JT bought the lease on a Grade II listed Victorian warehouse on the quayside, evicted hundreds of pigeons and spent 18 months renovating the building to create a new home both for itself and for Arnolfini, Bristol’s groundbreaking centre for the performing and visual arts. When it opened in 1975, the new Arnolfini was described by The Observer as ‘Certainly the grandest arts centre in the country’. JT had succeeded in adapting an historic building for mixed uses and breathing new life into a struggling locality. The renewal of the warehouse sparked a wider revival in the City Docks and demonstrated the power of the arts in driving economic and social change.
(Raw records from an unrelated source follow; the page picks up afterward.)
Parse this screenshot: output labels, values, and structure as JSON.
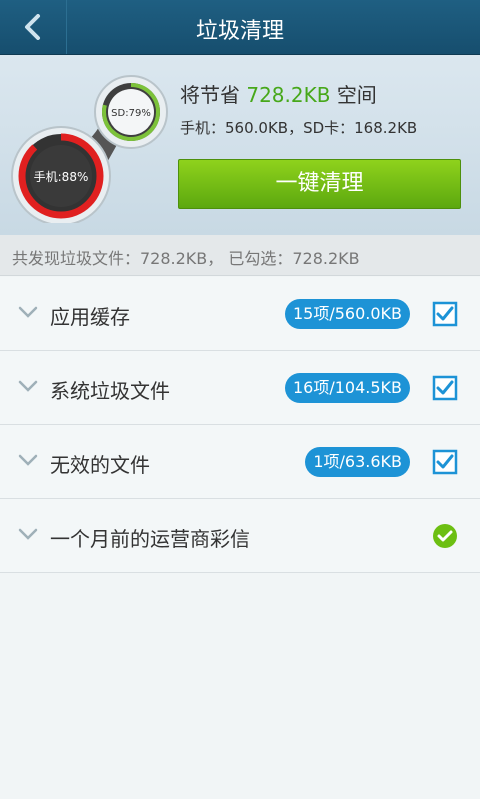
{
  "header": {
    "title": "垃圾清理",
    "back_icon": "chevron-left-icon"
  },
  "summary": {
    "save_prefix": "将节省",
    "save_value": "728.2KB",
    "save_suffix": "空间",
    "storage_line": "手机：560.0KB，SD卡：168.2KB",
    "phone_gauge": {
      "label": "手机:88%",
      "percent": 88
    },
    "sd_gauge": {
      "label": "SD:79%",
      "percent": 79
    },
    "clean_button": "一键清理"
  },
  "found": "共发现垃圾文件：728.2KB， 已勾选：728.2KB",
  "categories": [
    {
      "label": "应用缓存",
      "badge": "15项/560.0KB",
      "check": "checkbox-checked"
    },
    {
      "label": "系统垃圾文件",
      "badge": "16项/104.5KB",
      "check": "checkbox-checked"
    },
    {
      "label": "无效的文件",
      "badge": "1项/63.6KB",
      "check": "checkbox-checked"
    },
    {
      "label": "一个月前的运营商彩信",
      "badge": "",
      "check": "green-check-circle"
    }
  ],
  "colors": {
    "header": "#1a5677",
    "accent_green": "#6cbf12",
    "badge_blue": "#1d93d6",
    "gauge_red": "#e02020"
  }
}
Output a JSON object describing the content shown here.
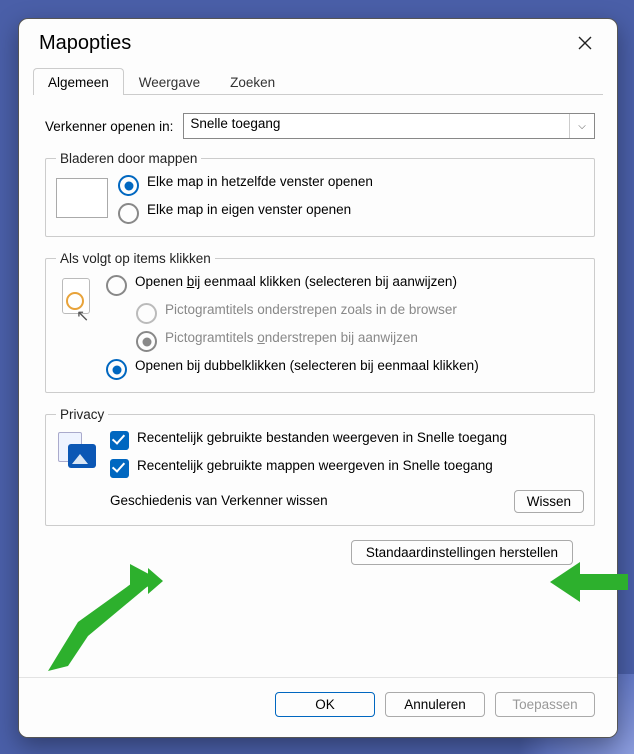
{
  "title": "Mapopties",
  "tabs": [
    "Algemeen",
    "Weergave",
    "Zoeken"
  ],
  "active_tab_index": 0,
  "open_in": {
    "label": "Verkenner openen in:",
    "value": "Snelle toegang"
  },
  "browse": {
    "legend": "Bladeren door mappen",
    "opt_same": "Elke map in hetzelfde venster openen",
    "opt_own": "Elke map in eigen venster openen"
  },
  "click": {
    "legend": "Als volgt op items klikken",
    "single_pre": "Openen ",
    "single_u": "b",
    "single_post": "ij eenmaal klikken (selecteren bij aanwijzen)",
    "under_browser": "Pictogramtitels onderstrepen zoals in de browser",
    "under_point_pre": "Pictogramtitels ",
    "under_point_u": "o",
    "under_point_post": "nderstrepen bij aanwijzen",
    "double": "Openen bij dubbelklikken (selecteren bij eenmaal klikken)"
  },
  "privacy": {
    "legend": "Privacy",
    "recent_files": "Recentelijk gebruikte bestanden weergeven in Snelle toegang",
    "recent_folders": "Recentelijk gebruikte mappen weergeven in Snelle toegang",
    "history_label": "Geschiedenis van Verkenner wissen",
    "clear_pre": "",
    "clear_u": "W",
    "clear_post": "issen"
  },
  "restore_pre": "",
  "restore_u": "S",
  "restore_post": "tandaardinstellingen herstellen",
  "buttons": {
    "ok": "OK",
    "cancel": "Annuleren",
    "apply": "Toepassen"
  },
  "annotation_color": "#2db02d"
}
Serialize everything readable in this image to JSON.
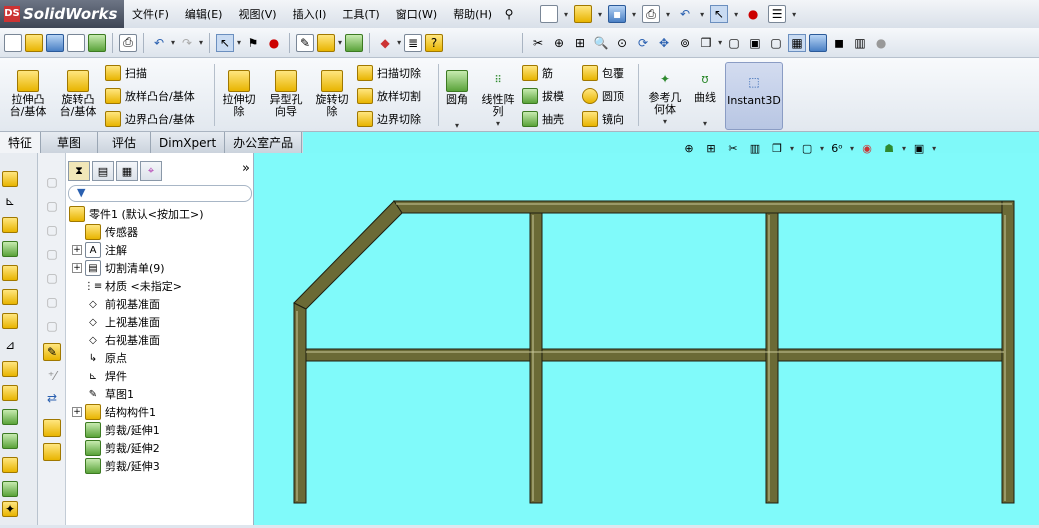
{
  "app": {
    "name": "SolidWorks",
    "logo_mark": "DS"
  },
  "menu": [
    "文件(F)",
    "编辑(E)",
    "视图(V)",
    "插入(I)",
    "工具(T)",
    "窗口(W)",
    "帮助(H)"
  ],
  "command_manager": {
    "big_buttons": [
      {
        "label": "拉伸凸\n台/基体",
        "icon": "extrude-boss-icon"
      },
      {
        "label": "旋转凸\n台/基体",
        "icon": "revolve-boss-icon"
      },
      {
        "label": "拉伸切\n除",
        "icon": "extrude-cut-icon"
      },
      {
        "label": "异型孔\n向导",
        "icon": "hole-wizard-icon"
      },
      {
        "label": "旋转切\n除",
        "icon": "revolve-cut-icon"
      },
      {
        "label": "圆角",
        "icon": "fillet-icon"
      },
      {
        "label": "线性阵\n列",
        "icon": "linear-pattern-icon"
      },
      {
        "label": "参考几\n何体",
        "icon": "reference-geometry-icon"
      },
      {
        "label": "曲线",
        "icon": "curves-icon"
      },
      {
        "label": "Instant3D",
        "icon": "instant3d-icon"
      }
    ],
    "small_group1": [
      "扫描",
      "放样凸台/基体",
      "边界凸台/基体"
    ],
    "small_group2": [
      "扫描切除",
      "放样切割",
      "边界切除"
    ],
    "small_group3": [
      "筋",
      "拔模",
      "抽壳"
    ],
    "small_group4": [
      "包覆",
      "圆顶",
      "镜向"
    ]
  },
  "tabs": [
    "特征",
    "草图",
    "评估",
    "DimXpert",
    "办公室产品"
  ],
  "active_tab": "特征",
  "tree": {
    "root": "零件1  (默认<按加工>)",
    "items": [
      {
        "label": "传感器",
        "icon": "sensor-icon",
        "expandable": false
      },
      {
        "label": "注解",
        "icon": "annotation-icon",
        "expandable": true
      },
      {
        "label": "切割清单(9)",
        "icon": "cut-list-icon",
        "expandable": true
      },
      {
        "label": "材质 <未指定>",
        "icon": "material-icon",
        "expandable": false
      },
      {
        "label": "前视基准面",
        "icon": "plane-icon",
        "expandable": false
      },
      {
        "label": "上视基准面",
        "icon": "plane-icon",
        "expandable": false
      },
      {
        "label": "右视基准面",
        "icon": "plane-icon",
        "expandable": false
      },
      {
        "label": "原点",
        "icon": "origin-icon",
        "expandable": false
      },
      {
        "label": "焊件",
        "icon": "weldment-icon",
        "expandable": false
      },
      {
        "label": "草图1",
        "icon": "sketch-icon",
        "expandable": false
      },
      {
        "label": "结构构件1",
        "icon": "structural-member-icon",
        "expandable": true
      },
      {
        "label": "剪裁/延伸1",
        "icon": "trim-extend-icon",
        "expandable": false
      },
      {
        "label": "剪裁/延伸2",
        "icon": "trim-extend-icon",
        "expandable": false
      },
      {
        "label": "剪裁/延伸3",
        "icon": "trim-extend-icon",
        "expandable": false
      }
    ]
  },
  "colors": {
    "viewport": "#80fafa",
    "frame": "#6b6a36",
    "frame_edge": "#2a2a14"
  }
}
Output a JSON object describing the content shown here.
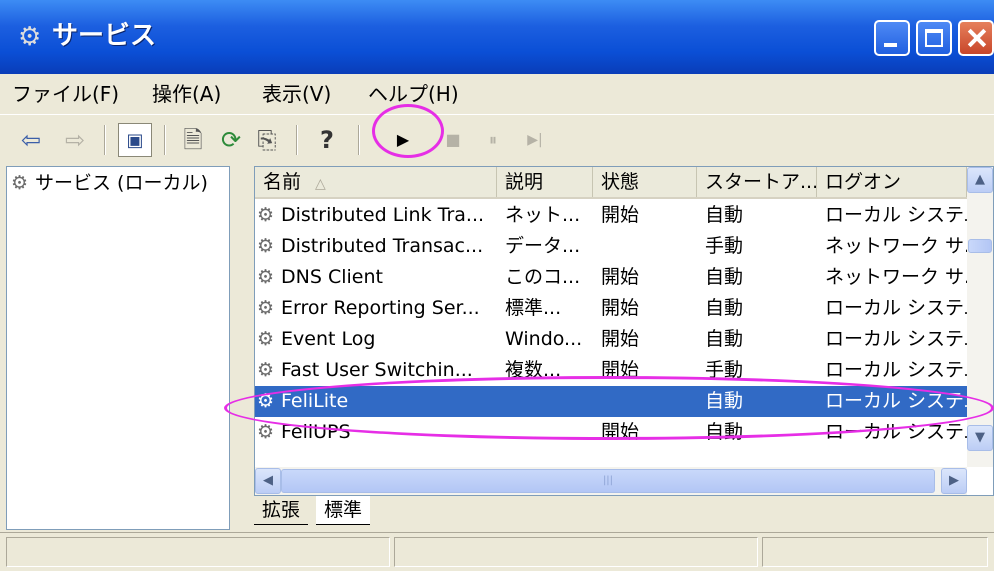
{
  "window": {
    "title": "サービス",
    "icon": "services-gear-icon"
  },
  "menu": [
    "ファイル(F)",
    "操作(A)",
    "表示(V)",
    "ヘルプ(H)"
  ],
  "toolbar": {
    "buttons": [
      "back-arrow-icon",
      "forward-arrow-icon",
      "show-hide-tree-icon",
      "properties-icon",
      "refresh-icon",
      "export-list-icon",
      "help-icon",
      "start-service-icon",
      "stop-service-icon",
      "pause-service-icon",
      "restart-service-icon"
    ],
    "glyphs": {
      "back": "⇦",
      "forward": "⇨",
      "tree": "▣",
      "props": "🗎",
      "refresh": "⟳",
      "export": "⎘",
      "help": "?",
      "play": "▶",
      "stop": "■",
      "pause": "⏸",
      "restart": "▶|"
    }
  },
  "tree": {
    "root": "サービス (ローカル)"
  },
  "list": {
    "headers": [
      "名前",
      "説明",
      "状態",
      "スタートア...",
      "ログオン"
    ],
    "rows": [
      {
        "name": "Distributed Link Tra...",
        "desc": "ネット...",
        "status": "開始",
        "startup": "自動",
        "logon": "ローカル システム"
      },
      {
        "name": "Distributed Transac...",
        "desc": "データ...",
        "status": "",
        "startup": "手動",
        "logon": "ネットワーク サ..."
      },
      {
        "name": "DNS Client",
        "desc": "このコ...",
        "status": "開始",
        "startup": "自動",
        "logon": "ネットワーク サ..."
      },
      {
        "name": "Error Reporting Ser...",
        "desc": "標準...",
        "status": "開始",
        "startup": "自動",
        "logon": "ローカル システム"
      },
      {
        "name": "Event Log",
        "desc": "Windo...",
        "status": "開始",
        "startup": "自動",
        "logon": "ローカル システム"
      },
      {
        "name": "Fast User Switchin...",
        "desc": "複数...",
        "status": "開始",
        "startup": "手動",
        "logon": "ローカル システム"
      },
      {
        "name": "FeliLite",
        "desc": "",
        "status": "",
        "startup": "自動",
        "logon": "ローカル システム"
      },
      {
        "name": "FeliUPS",
        "desc": "",
        "status": "開始",
        "startup": "自動",
        "logon": "ローカル システム"
      }
    ],
    "selected_row": 6
  },
  "tabs": [
    "拡張",
    "標準"
  ],
  "active_tab": "標準",
  "colors": {
    "selection": "#316ac5",
    "annotation": "#e62ee6",
    "titlebar": "#0b4fd6"
  }
}
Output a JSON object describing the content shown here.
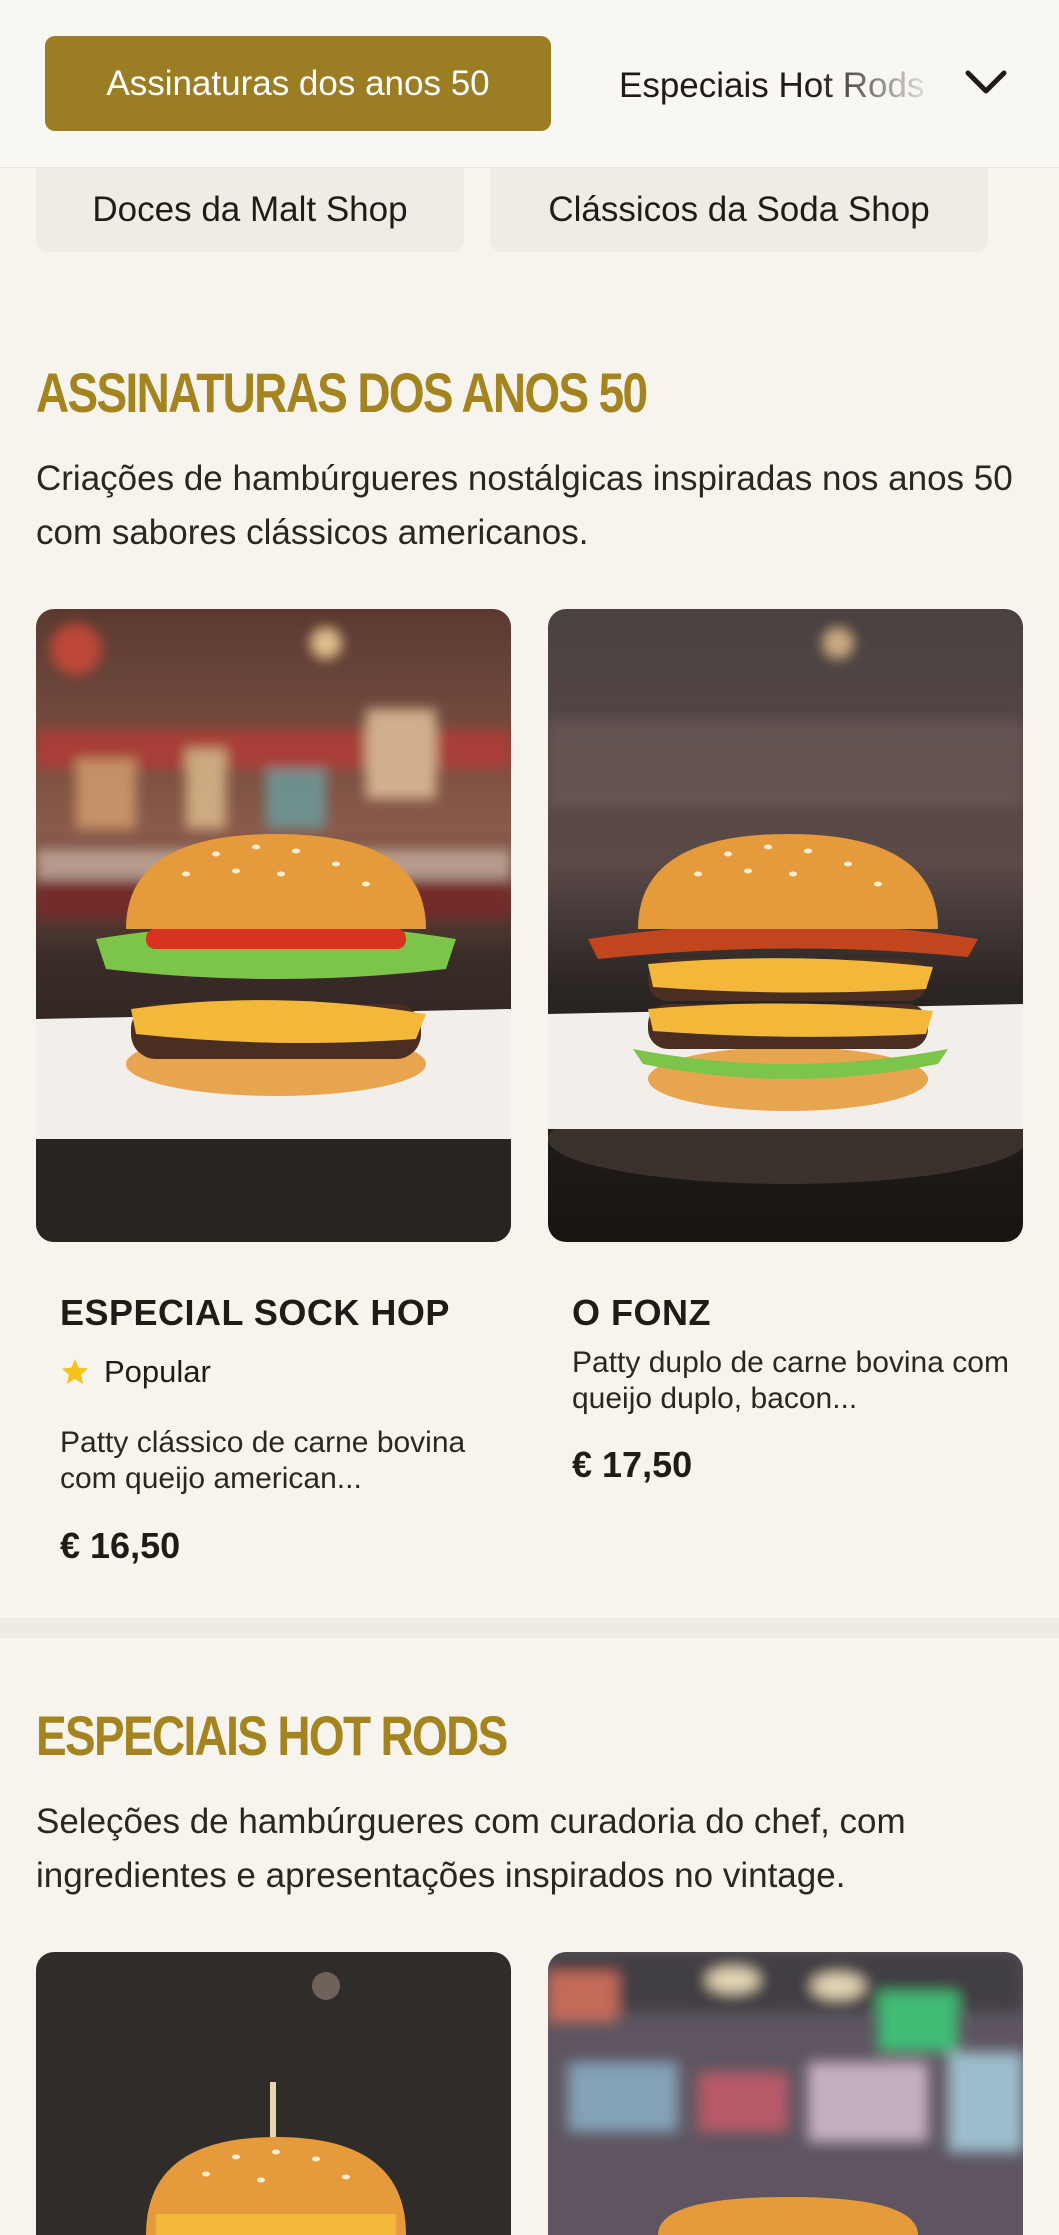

JT also leased moribund warehouses on the opposite side of the water from Arnolfini. The firm was instrumental in conserving these cavernous spaces and putting them to new uses. The pioneering Watershed Media Centre, which opened in 1982, occupied two of them. In subsequent years, JT initiated a scheme to build a pedestrian bridge across the water between Arnolfini and the Watershed. Opened in 1999, Pero’s Bridge, named after a black slave who died in Bristol in 1798, was the product of an artist working with engineers to create something functional and visually stunning. JT is still innovating in the City Docks – just last year, the company completed the development of a stylish waterside restaurant run on radically zero-waste, sustainable lines.
Mr Vice-Chancellor, all this highlights one of John Pontin’s enduring obsessions: how to do good business while looking after the environment and creating something attractive, socially beneficial and enduring. A further example is his leading role over many years in the development of Dartington Hall, a unique blend of educational, cultural and business enterprises on a sprawling rural estate in South Devon. Then there are his close ties with the restoration and use of Leigh Court, a Palladian mansion just outside Bristol that JT rescued from the receiver and turned into a tranquil base for a range of business and allied interests.
The list of other projects, initiatives and organisations to which John has devoted his time and talent is staggering. It includes a radio station, a charity that manages philanthropic giving on behalf of donors, and numerous bodies involved in education, conservation, strategic planning and regeneration. Somehow he finds time to run his own charitable trust as well.
John is also a leading light in the Go Zero sustainability project in his home village of Chew Magna. The project may mean that Chew will become the first village in the UK that can fairly claim to be carbon neutral. What is more, residents have formed links with villages in India with the intention of helping them to harness the wind as a sustainable source of energy. This could be the start of a much more ambitious scheme that could give the West of England a distinctive role in bringing the developed and developing nations together in a bid to address climate change and global warming. Details must remain under wraps until later in the year; anyone on the lookout for fresh ideas on the environment might like to keep an eye on John.
As if all this were not enough, JT, which John has led for over 40 years, has established a not-for-profit company called Under the Sky. Under John’s chairmanship, this new organisation is working in partnership with public bodies and charities to restore or create places in which local businesses and community enterprises can thrive. The company is dedicated to urban regeneration on a human scale, releasing the economic, social and environmental value of neglected sites that are off the radar as far as conventional developers are concerned.
It may be that the name ‘Pontin’ has something to do with bridges. Our honorary graduand has been building those all his life – mostly figuratively, occasionally literally. Mr Vice-Chancellor, I present to you John Graham Pontin, OBE, as eminently worthy of the degree of Doctor of Laws, honoris causa.